_Problem description_:
Lines with "JSON": please show every one of them from the listing below.

_Exercise data_:
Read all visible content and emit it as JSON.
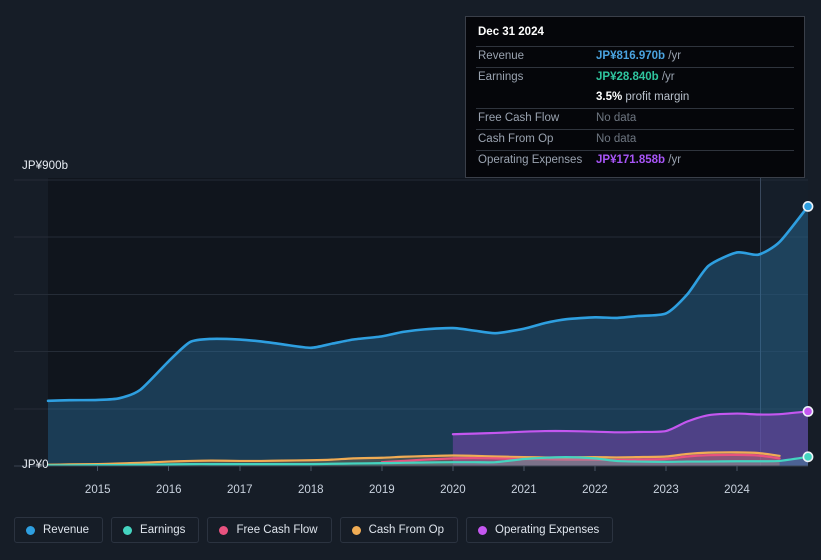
{
  "chart_data": {
    "type": "area",
    "title": "",
    "xlabel": "",
    "ylabel": "",
    "currency": "JP¥",
    "unit": "b",
    "ylim": [
      0,
      900
    ],
    "y_axis_top_label": "JP¥900b",
    "y_axis_zero_label": "JP¥0",
    "gridlines": [
      0,
      180,
      360,
      540,
      720,
      900
    ],
    "grid": true,
    "legend_position": "bottom-left",
    "x_tick_labels": [
      "2015",
      "2016",
      "2017",
      "2018",
      "2019",
      "2020",
      "2021",
      "2022",
      "2023",
      "2024"
    ],
    "x": [
      2014.3,
      2014.6,
      2015.0,
      2015.3,
      2015.6,
      2016.0,
      2016.3,
      2016.6,
      2017.0,
      2017.3,
      2017.6,
      2018.0,
      2018.3,
      2018.6,
      2019.0,
      2019.3,
      2019.6,
      2020.0,
      2020.3,
      2020.6,
      2021.0,
      2021.3,
      2021.6,
      2022.0,
      2022.3,
      2022.6,
      2023.0,
      2023.3,
      2023.6,
      2024.0,
      2024.3,
      2024.6,
      2025.0
    ],
    "forecast_boundary_x": 2024.33,
    "series": [
      {
        "name": "Revenue",
        "color": "#2e9fe0",
        "fill": "rgba(45,120,170,0.40)",
        "values": [
          205,
          207,
          208,
          213,
          240,
          330,
          390,
          400,
          398,
          392,
          383,
          372,
          385,
          398,
          408,
          422,
          430,
          434,
          426,
          418,
          432,
          450,
          462,
          468,
          466,
          472,
          480,
          540,
          630,
          672,
          665,
          705,
          817
        ]
      },
      {
        "name": "Earnings",
        "color": "#44d4c0",
        "fill": "rgba(68,212,192,0.22)",
        "values": [
          2,
          2,
          3,
          3,
          4,
          5,
          6,
          6,
          6,
          6,
          6,
          6,
          7,
          8,
          9,
          10,
          11,
          12,
          12,
          12,
          22,
          26,
          28,
          24,
          16,
          14,
          13,
          14,
          14,
          15,
          15,
          16,
          28.84
        ]
      },
      {
        "name": "Free Cash Flow",
        "color": "#e8527f",
        "fill": "rgba(232,82,127,0.22)",
        "values": [
          null,
          null,
          null,
          null,
          null,
          null,
          null,
          null,
          null,
          null,
          null,
          null,
          null,
          null,
          12,
          16,
          20,
          24,
          25,
          24,
          22,
          21,
          20,
          20,
          19,
          20,
          22,
          30,
          34,
          35,
          33,
          24,
          null
        ]
      },
      {
        "name": "Cash From Op",
        "color": "#f0ac54",
        "fill": "rgba(240,172,84,0.22)",
        "values": [
          4,
          5,
          6,
          8,
          10,
          14,
          16,
          17,
          16,
          16,
          17,
          18,
          20,
          24,
          26,
          29,
          31,
          33,
          32,
          30,
          28,
          27,
          27,
          28,
          27,
          28,
          30,
          38,
          42,
          43,
          41,
          32,
          null
        ]
      },
      {
        "name": "Operating Expenses",
        "color": "#c457f0",
        "fill": "rgba(120,70,175,0.55)",
        "values": [
          null,
          null,
          null,
          null,
          null,
          null,
          null,
          null,
          null,
          null,
          null,
          null,
          null,
          null,
          null,
          null,
          null,
          100,
          102,
          104,
          108,
          110,
          110,
          108,
          106,
          107,
          110,
          140,
          160,
          165,
          162,
          163,
          171.858
        ]
      }
    ],
    "end_markers": [
      {
        "series": "Revenue",
        "value": 816.97,
        "color": "#2e9fe0"
      },
      {
        "series": "Operating Expenses",
        "value": 171.858,
        "color": "#c457f0"
      },
      {
        "series": "Earnings",
        "value": 28.84,
        "color": "#44d4c0"
      }
    ]
  },
  "tooltip": {
    "date": "Dec 31 2024",
    "rows": [
      {
        "label": "Revenue",
        "value": "JP¥816.970b",
        "unit": "/yr",
        "color": "#4aa3df",
        "has_data": true
      },
      {
        "label": "Earnings",
        "value": "JP¥28.840b",
        "unit": "/yr",
        "color": "#2fc49e",
        "has_data": true
      },
      {
        "label": "",
        "value": "3.5%",
        "unit": "profit margin",
        "color": "#ffffff",
        "has_data": true,
        "is_margin": true
      },
      {
        "label": "Free Cash Flow",
        "value": "No data",
        "unit": "",
        "color": "#6e7681",
        "has_data": false
      },
      {
        "label": "Cash From Op",
        "value": "No data",
        "unit": "",
        "color": "#6e7681",
        "has_data": false
      },
      {
        "label": "Operating Expenses",
        "value": "JP¥171.858b",
        "unit": "/yr",
        "color": "#a855f7",
        "has_data": true
      }
    ]
  },
  "legend": {
    "items": [
      {
        "label": "Revenue",
        "color": "#2e9fe0"
      },
      {
        "label": "Earnings",
        "color": "#44d4c0"
      },
      {
        "label": "Free Cash Flow",
        "color": "#e8527f"
      },
      {
        "label": "Cash From Op",
        "color": "#f0ac54"
      },
      {
        "label": "Operating Expenses",
        "color": "#c457f0"
      }
    ]
  },
  "colors": {
    "background": "#161d27",
    "plot_background": "#10151d",
    "gridline": "#252c37",
    "axis_text": "#c9d2de"
  }
}
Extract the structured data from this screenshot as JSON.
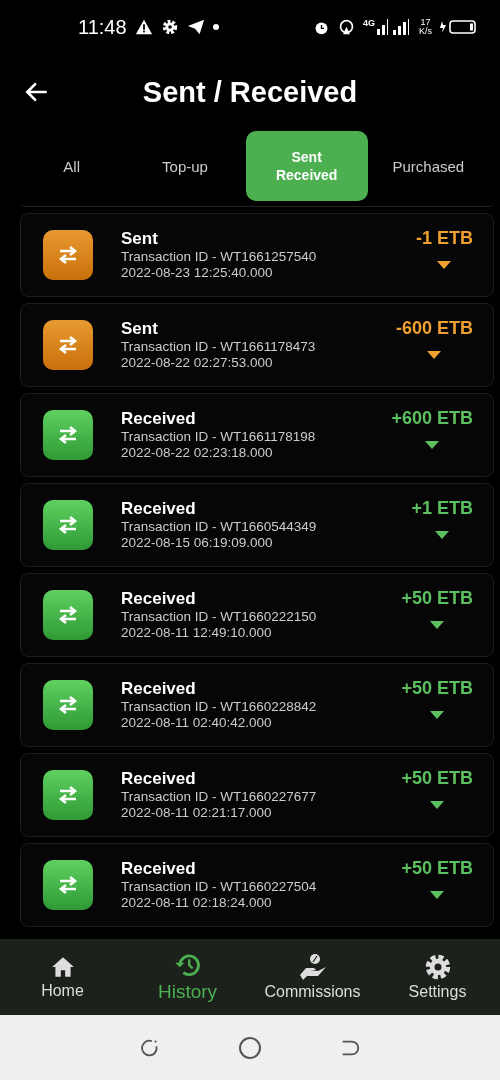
{
  "status_bar": {
    "time": "11:48",
    "network": "4G",
    "speed": "17",
    "speed_unit": "K/s"
  },
  "header": {
    "title": "Sent / Received"
  },
  "tabs": [
    {
      "label": "All",
      "selected": false
    },
    {
      "label": "Top-up",
      "selected": false
    },
    {
      "label": "Sent\nReceived",
      "selected": true
    },
    {
      "label": "Purchased",
      "selected": false
    }
  ],
  "transactions": [
    {
      "kind": "sent",
      "title": "Sent",
      "transaction_id": "Transaction ID - WT1661257540",
      "date": "2022-08-23 12:25:40.000",
      "amount": "-1 ETB"
    },
    {
      "kind": "sent",
      "title": "Sent",
      "transaction_id": "Transaction ID - WT1661178473",
      "date": "2022-08-22 02:27:53.000",
      "amount": "-600 ETB"
    },
    {
      "kind": "received",
      "title": "Received",
      "transaction_id": "Transaction ID - WT1661178198",
      "date": "2022-08-22 02:23:18.000",
      "amount": "+600 ETB"
    },
    {
      "kind": "received",
      "title": "Received",
      "transaction_id": "Transaction ID - WT1660544349",
      "date": "2022-08-15 06:19:09.000",
      "amount": "+1 ETB"
    },
    {
      "kind": "received",
      "title": "Received",
      "transaction_id": "Transaction ID - WT1660222150",
      "date": "2022-08-11 12:49:10.000",
      "amount": "+50 ETB"
    },
    {
      "kind": "received",
      "title": "Received",
      "transaction_id": "Transaction ID - WT1660228842",
      "date": "2022-08-11 02:40:42.000",
      "amount": "+50 ETB"
    },
    {
      "kind": "received",
      "title": "Received",
      "transaction_id": "Transaction ID - WT1660227677",
      "date": "2022-08-11 02:21:17.000",
      "amount": "+50 ETB"
    },
    {
      "kind": "received",
      "title": "Received",
      "transaction_id": "Transaction ID - WT1660227504",
      "date": "2022-08-11 02:18:24.000",
      "amount": "+50 ETB"
    }
  ],
  "bottom_nav": [
    {
      "kind": "home",
      "label": "Home",
      "selected": false
    },
    {
      "kind": "history",
      "label": "History",
      "selected": true
    },
    {
      "kind": "commissions",
      "label": "Commissions",
      "selected": false
    },
    {
      "kind": "settings",
      "label": "Settings",
      "selected": false
    }
  ]
}
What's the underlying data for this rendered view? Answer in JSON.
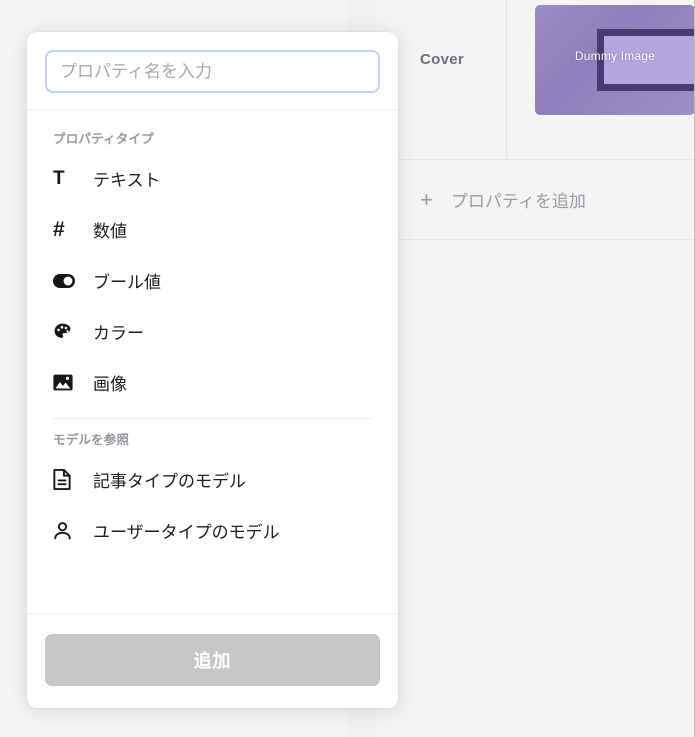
{
  "background": {
    "cover_row": {
      "label": "Cover",
      "image_caption": "Dummy Image"
    },
    "add_property_row": {
      "plus": "+",
      "label": "プロパティを追加"
    }
  },
  "popover": {
    "search": {
      "value": "",
      "placeholder": "プロパティ名を入力"
    },
    "groups": [
      {
        "title": "プロパティタイプ",
        "items": [
          {
            "label": "テキスト",
            "icon": "text-t-icon",
            "glyph": "T"
          },
          {
            "label": "数値",
            "icon": "hash-icon",
            "glyph": "#"
          },
          {
            "label": "ブール値",
            "icon": "toggle-icon",
            "glyph": ""
          },
          {
            "label": "カラー",
            "icon": "palette-icon",
            "glyph": ""
          },
          {
            "label": "画像",
            "icon": "image-icon",
            "glyph": ""
          }
        ]
      },
      {
        "title": "モデルを参照",
        "items": [
          {
            "label": "記事タイプのモデル",
            "icon": "document-icon",
            "glyph": ""
          },
          {
            "label": "ユーザータイプのモデル",
            "icon": "person-icon",
            "glyph": ""
          }
        ]
      }
    ],
    "footer": {
      "submit_label": "追加",
      "submit_disabled": true
    }
  },
  "colors": {
    "page_background": "#f4f4f5",
    "panel_background": "#ffffff",
    "input_focus_border": "#bcd6f2",
    "submit_disabled_bg": "#c6c6c8",
    "muted_text": "#97979e",
    "scrollbar_thumb": "#bdbdbd",
    "cover_image_purple": "#9b8cc4"
  }
}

_Result_:
Read all visible content and emit it as JSON.
Extract the structured data from this screenshot as JSON.
What's the underlying data for this rendered view? Answer in JSON.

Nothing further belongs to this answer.